Shakespeare may have written Macbeth explicitly to flatter the king, in whose inaugural procession he had recently marched. James was religious and superstitious, as were most Elizabethans. He had authored a book on witchcraft, was known to prosecute witches, and most importantly, had, in 1604, commissioned an English translation of the Bible. Shakespeare needed to entertain the king, who often fell asleep during long performances. It attests to Shakespeare’s genius that he was able to combine three of James’ passions – Scotland, religion, and the supernatural- into what many hailed as Shakespeare’s most moral play, and one of his shortest.

Some contemporary scholarship offers a different perspective, with a focus on the psychology of war and violence in the play, as noted by Shakespeare scholar Jesse M. Lander, who concludes “The play begins and ends in violence, but there is no reason to anticipate an end to the violence.” Thomas Jefferson would not have found the violence antithetical to the pursuit of peace. The overthrow of a tyrant required the ultimate sacrifice, Jefferson asserted, when he wrote, “The blood of freedom must, from time to time, be refreshed with the blood of patriots.” A more modern rendition reads “Freedom is not free.” Or, as Macbeth’s nemesis Siward proclaimed through his tears in Act V, “Some must go off, and yet, by these, I see so great a day as this is cheaply bought.”

Shakespeare’s plays have long been understood to follow a consistent trajectory, in which ultimate good wins. Yet in Macbeth, as scholar Harry Jaffa notes,” Shakespeare presented the moral phenomena in such a way that those who respond to his art must, in some way or another, become better human beings.” Macbeth has elicited diverse personal and public responses for more than 500 years – Abraham Lincoln lauded it as his favorite among Shakespeare’s works, and much more recently, the German heavy metal band Rebellion created an entire Macbeth inspired album entitled, “Tragedy in Steel” complete with text included as lyrics. Macbeth remains a cultural phenomenon with the potential to speak to those who will take the time to listen. Macbeth invites and challenges us to think critically, act virtuously, and live with honor in our religious, domestic, and civic lives.

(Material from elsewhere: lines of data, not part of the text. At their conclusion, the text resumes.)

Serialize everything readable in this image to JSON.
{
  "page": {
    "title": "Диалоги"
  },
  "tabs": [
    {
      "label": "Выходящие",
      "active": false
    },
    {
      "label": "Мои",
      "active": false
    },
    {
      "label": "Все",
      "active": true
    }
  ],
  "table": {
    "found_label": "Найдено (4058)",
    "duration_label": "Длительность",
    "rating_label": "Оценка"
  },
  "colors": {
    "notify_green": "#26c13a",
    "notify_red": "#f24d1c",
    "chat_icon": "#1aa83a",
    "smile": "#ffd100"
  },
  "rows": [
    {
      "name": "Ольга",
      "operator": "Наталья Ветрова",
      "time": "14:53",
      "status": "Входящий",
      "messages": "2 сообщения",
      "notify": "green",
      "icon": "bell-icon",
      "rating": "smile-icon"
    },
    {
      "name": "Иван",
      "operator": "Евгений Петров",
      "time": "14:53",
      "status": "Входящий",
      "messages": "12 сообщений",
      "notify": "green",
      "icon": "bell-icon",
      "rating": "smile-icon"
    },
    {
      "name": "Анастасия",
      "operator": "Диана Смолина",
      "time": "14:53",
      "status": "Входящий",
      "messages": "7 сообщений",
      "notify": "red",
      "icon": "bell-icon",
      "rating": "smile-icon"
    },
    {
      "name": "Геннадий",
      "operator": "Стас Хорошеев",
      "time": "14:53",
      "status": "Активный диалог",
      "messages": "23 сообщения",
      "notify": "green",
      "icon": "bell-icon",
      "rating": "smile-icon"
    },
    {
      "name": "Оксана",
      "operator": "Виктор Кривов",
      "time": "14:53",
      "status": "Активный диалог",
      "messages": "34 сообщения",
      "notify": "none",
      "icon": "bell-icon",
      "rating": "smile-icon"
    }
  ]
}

CLICK HERE to purchase tickets to Pacifica Arts’ presentation of Macbeth